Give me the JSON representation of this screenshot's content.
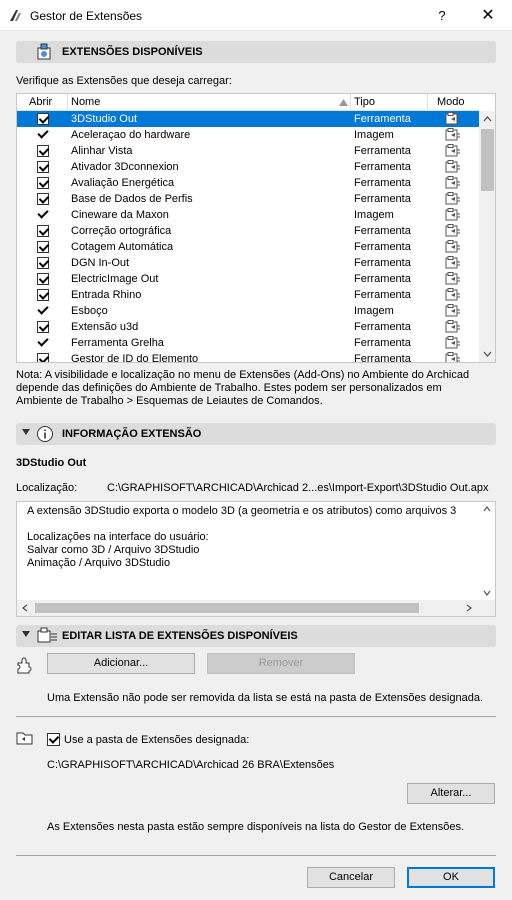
{
  "window": {
    "title": "Gestor de Extensões",
    "help": "?",
    "close": "✕"
  },
  "available": {
    "header": "EXTENSÕES DISPONÍVEIS",
    "instruction": "Verifique as Extensões que deseja carregar:",
    "columns": {
      "open": "Abrir",
      "name": "Nome",
      "type": "Tipo",
      "mode": "Modo"
    },
    "items": [
      {
        "name": "3DStudio Out",
        "type": "Ferramenta",
        "check": "box",
        "selected": true
      },
      {
        "name": "Aceleraçao do hardware",
        "type": "Imagem",
        "check": "tick"
      },
      {
        "name": "Alinhar Vista",
        "type": "Ferramenta",
        "check": "box"
      },
      {
        "name": "Ativador 3Dconnexion",
        "type": "Ferramenta",
        "check": "box"
      },
      {
        "name": "Avaliação Energética",
        "type": "Ferramenta",
        "check": "box"
      },
      {
        "name": "Base de Dados de Perfis",
        "type": "Ferramenta",
        "check": "box"
      },
      {
        "name": "Cineware da Maxon",
        "type": "Imagem",
        "check": "tick"
      },
      {
        "name": "Correção ortográfica",
        "type": "Ferramenta",
        "check": "box"
      },
      {
        "name": "Cotagem Automática",
        "type": "Ferramenta",
        "check": "box"
      },
      {
        "name": "DGN In-Out",
        "type": "Ferramenta",
        "check": "box"
      },
      {
        "name": "ElectricImage Out",
        "type": "Ferramenta",
        "check": "box"
      },
      {
        "name": "Entrada Rhino",
        "type": "Ferramenta",
        "check": "box"
      },
      {
        "name": "Esboço",
        "type": "Imagem",
        "check": "tick"
      },
      {
        "name": "Extensão u3d",
        "type": "Ferramenta",
        "check": "box"
      },
      {
        "name": "Ferramenta Grelha",
        "type": "Ferramenta",
        "check": "tick"
      },
      {
        "name": "Gestor de ID do Elemento",
        "type": "Ferramenta",
        "check": "box"
      }
    ],
    "note_lines": [
      "Nota: A visibilidade e localização no menu de Extensões (Add-Ons) no Ambiente do Archicad",
      "depende das definições do Ambiente de Trabalho. Estes podem ser personalizados em",
      "Ambiente de Trabalho > Esquemas de Leiautes de Comandos."
    ]
  },
  "info": {
    "header": "INFORMAÇÃO EXTENSÃO",
    "name": "3DStudio Out",
    "location_label": "Localização:",
    "location_value": "C:\\GRAPHISOFT\\ARCHICAD\\Archicad 2...es\\Import-Export\\3DStudio Out.apx",
    "description_lines": [
      "A extensão 3DStudio exporta o modelo 3D (a geometria e os atributos) como arquivos 3",
      "",
      "Localizações na interface do usuário:",
      "Salvar como 3D / Arquivo 3DStudio",
      "Animação / Arquivo 3DStudio"
    ]
  },
  "edit": {
    "header": "EDITAR LISTA DE EXTENSÕES DISPONÍVEIS",
    "add_label": "Adicionar...",
    "remove_label": "Remover",
    "remove_note": "Uma Extensão não pode ser removida da lista se está na pasta de Extensões designada.",
    "use_folder_label": "Use a pasta de Extensões designada:",
    "folder_path": "C:\\GRAPHISOFT\\ARCHICAD\\Archicad 26 BRA\\Extensões",
    "change_label": "Alterar...",
    "folder_note": "As Extensões nesta pasta estão sempre disponíveis na lista do Gestor de Extensões."
  },
  "footer": {
    "cancel_label": "Cancelar",
    "ok_label": "OK"
  }
}
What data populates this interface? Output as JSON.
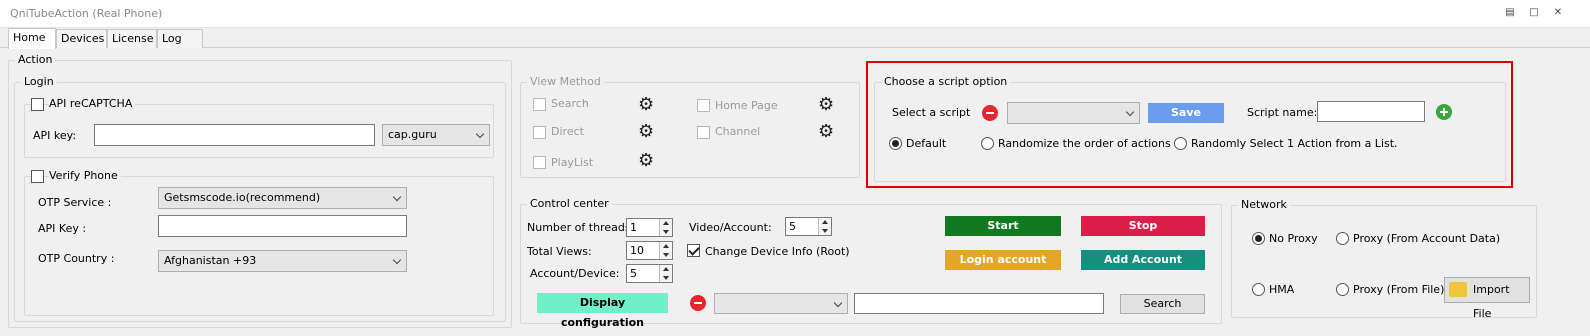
{
  "window": {
    "title": "QniTubeAction (Real Phone)"
  },
  "tabs": [
    "Home",
    "Devices",
    "License",
    "Log"
  ],
  "action": {
    "label": "Action",
    "login": {
      "label": "Login",
      "recaptcha": {
        "label": "API reCAPTCHA",
        "checked": false,
        "api_key_label": "API key:",
        "api_key_value": "",
        "provider": "cap.guru"
      },
      "verify_phone": {
        "label": "Verify Phone",
        "checked": false,
        "otp_service_label": "OTP Service :",
        "otp_service_value": "Getsmscode.io(recommend)",
        "api_key_label": "API Key :",
        "api_key_value": "",
        "otp_country_label": "OTP Country :",
        "otp_country_value": "Afghanistan +93"
      }
    }
  },
  "view_method": {
    "label": "View Method",
    "options": [
      {
        "label": "Search"
      },
      {
        "label": "Direct"
      },
      {
        "label": "PlayList"
      },
      {
        "label": "Home Page"
      },
      {
        "label": "Channel"
      }
    ]
  },
  "script_option": {
    "label": "Choose a script option",
    "select_label": "Select a script",
    "select_value": "",
    "save_label": "Save",
    "script_name_label": "Script name:",
    "script_name_value": "",
    "modes": [
      {
        "label": "Default",
        "selected": true
      },
      {
        "label": "Randomize the order of actions",
        "selected": false
      },
      {
        "label": "Randomly Select 1 Action from a List.",
        "selected": false
      }
    ]
  },
  "control_center": {
    "label": "Control center",
    "threads_label": "Number of threads:",
    "threads_value": "1",
    "total_views_label": "Total Views:",
    "total_views_value": "10",
    "account_device_label": "Account/Device:",
    "account_device_value": "5",
    "video_account_label": "Video/Account:",
    "video_account_value": "5",
    "change_device_label": "Change Device Info (Root)",
    "change_device_checked": true,
    "start_label": "Start",
    "stop_label": "Stop",
    "login_account_label": "Login account",
    "add_account_label": "Add Account",
    "display_config_label": "Display configuration",
    "config_select_value": "",
    "search_input_value": "",
    "search_label": "Search"
  },
  "network": {
    "label": "Network",
    "no_proxy_label": "No Proxy",
    "proxy_account_label": "Proxy (From Account Data)",
    "hma_label": "HMA",
    "proxy_file_label": "Proxy (From File)",
    "import_file_label": "Import File",
    "selected": "No Proxy"
  },
  "colors": {
    "start": "#0f7a1f",
    "stop": "#dc1f4a",
    "login_account": "#e3a627",
    "add_account": "#158f7f",
    "display_config": "#6ff0c8",
    "save": "#6a9cf0",
    "highlight": "#e00000"
  }
}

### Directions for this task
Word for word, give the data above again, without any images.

### Response area
Give me the JSON representation of this screenshot's content.
{
  "window": {
    "title": "Gestor de Extensões",
    "help": "?",
    "close": "✕"
  },
  "available": {
    "header": "EXTENSÕES DISPONÍVEIS",
    "instruction": "Verifique as Extensões que deseja carregar:",
    "columns": {
      "open": "Abrir",
      "name": "Nome",
      "type": "Tipo",
      "mode": "Modo"
    },
    "items": [
      {
        "name": "3DStudio Out",
        "type": "Ferramenta",
        "check": "box",
        "selected": true
      },
      {
        "name": "Aceleraçao do hardware",
        "type": "Imagem",
        "check": "tick"
      },
      {
        "name": "Alinhar Vista",
        "type": "Ferramenta",
        "check": "box"
      },
      {
        "name": "Ativador 3Dconnexion",
        "type": "Ferramenta",
        "check": "box"
      },
      {
        "name": "Avaliação Energética",
        "type": "Ferramenta",
        "check": "box"
      },
      {
        "name": "Base de Dados de Perfis",
        "type": "Ferramenta",
        "check": "box"
      },
      {
        "name": "Cineware da Maxon",
        "type": "Imagem",
        "check": "tick"
      },
      {
        "name": "Correção ortográfica",
        "type": "Ferramenta",
        "check": "box"
      },
      {
        "name": "Cotagem Automática",
        "type": "Ferramenta",
        "check": "box"
      },
      {
        "name": "DGN In-Out",
        "type": "Ferramenta",
        "check": "box"
      },
      {
        "name": "ElectricImage Out",
        "type": "Ferramenta",
        "check": "box"
      },
      {
        "name": "Entrada Rhino",
        "type": "Ferramenta",
        "check": "box"
      },
      {
        "name": "Esboço",
        "type": "Imagem",
        "check": "tick"
      },
      {
        "name": "Extensão u3d",
        "type": "Ferramenta",
        "check": "box"
      },
      {
        "name": "Ferramenta Grelha",
        "type": "Ferramenta",
        "check": "tick"
      },
      {
        "name": "Gestor de ID do Elemento",
        "type": "Ferramenta",
        "check": "box"
      }
    ],
    "note_lines": [
      "Nota: A visibilidade e localização no menu de Extensões (Add-Ons) no Ambiente do Archicad",
      "depende das definições do Ambiente de Trabalho. Estes podem ser personalizados em",
      "Ambiente de Trabalho > Esquemas de Leiautes de Comandos."
    ]
  },
  "info": {
    "header": "INFORMAÇÃO EXTENSÃO",
    "name": "3DStudio Out",
    "location_label": "Localização:",
    "location_value": "C:\\GRAPHISOFT\\ARCHICAD\\Archicad 2...es\\Import-Export\\3DStudio Out.apx",
    "description_lines": [
      "A extensão 3DStudio exporta o modelo 3D (a geometria e os atributos) como arquivos 3",
      "",
      "Localizações na interface do usuário:",
      "Salvar como 3D / Arquivo 3DStudio",
      "Animação / Arquivo 3DStudio"
    ]
  },
  "edit": {
    "header": "EDITAR LISTA DE EXTENSÕES DISPONÍVEIS",
    "add_label": "Adicionar...",
    "remove_label": "Remover",
    "remove_note": "Uma Extensão não pode ser removida da lista se está na pasta de Extensões designada.",
    "use_folder_label": "Use a pasta de Extensões designada:",
    "folder_path": "C:\\GRAPHISOFT\\ARCHICAD\\Archicad 26 BRA\\Extensões",
    "change_label": "Alterar...",
    "folder_note": "As Extensões nesta pasta estão sempre disponíveis na lista do Gestor de Extensões."
  },
  "footer": {
    "cancel_label": "Cancelar",
    "ok_label": "OK"
  }
}
What data populates this interface? Output as JSON.
{
  "window": {
    "title": "QniTubeAction (Real Phone)"
  },
  "tabs": [
    "Home",
    "Devices",
    "License",
    "Log"
  ],
  "action": {
    "label": "Action",
    "login": {
      "label": "Login",
      "recaptcha": {
        "label": "API reCAPTCHA",
        "checked": false,
        "api_key_label": "API key:",
        "api_key_value": "",
        "provider": "cap.guru"
      },
      "verify_phone": {
        "label": "Verify Phone",
        "checked": false,
        "otp_service_label": "OTP Service :",
        "otp_service_value": "Getsmscode.io(recommend)",
        "api_key_label": "API Key :",
        "api_key_value": "",
        "otp_country_label": "OTP Country :",
        "otp_country_value": "Afghanistan +93"
      }
    }
  },
  "view_method": {
    "label": "View Method",
    "options": [
      {
        "label": "Search"
      },
      {
        "label": "Direct"
      },
      {
        "label": "PlayList"
      },
      {
        "label": "Home Page"
      },
      {
        "label": "Channel"
      }
    ]
  },
  "script_option": {
    "label": "Choose a script option",
    "select_label": "Select a script",
    "select_value": "",
    "save_label": "Save",
    "script_name_label": "Script name:",
    "script_name_value": "",
    "modes": [
      {
        "label": "Default",
        "selected": true
      },
      {
        "label": "Randomize the order of actions",
        "selected": false
      },
      {
        "label": "Randomly Select 1 Action from a List.",
        "selected": false
      }
    ]
  },
  "control_center": {
    "label": "Control center",
    "threads_label": "Number of threads:",
    "threads_value": "1",
    "total_views_label": "Total Views:",
    "total_views_value": "10",
    "account_device_label": "Account/Device:",
    "account_device_value": "5",
    "video_account_label": "Video/Account:",
    "video_account_value": "5",
    "change_device_label": "Change Device Info (Root)",
    "change_device_checked": true,
    "start_label": "Start",
    "stop_label": "Stop",
    "login_account_label": "Login account",
    "add_account_label": "Add Account",
    "display_config_label": "Display configuration",
    "config_select_value": "",
    "search_input_value": "",
    "search_label": "Search"
  },
  "network": {
    "label": "Network",
    "no_proxy_label": "No Proxy",
    "proxy_account_label": "Proxy (From Account Data)",
    "hma_label": "HMA",
    "proxy_file_label": "Proxy (From File)",
    "import_file_label": "Import File",
    "selected": "No Proxy"
  },
  "colors": {
    "start": "#0f7a1f",
    "stop": "#dc1f4a",
    "login_account": "#e3a627",
    "add_account": "#158f7f",
    "display_config": "#6ff0c8",
    "save": "#6a9cf0",
    "highlight": "#e00000"
  }
}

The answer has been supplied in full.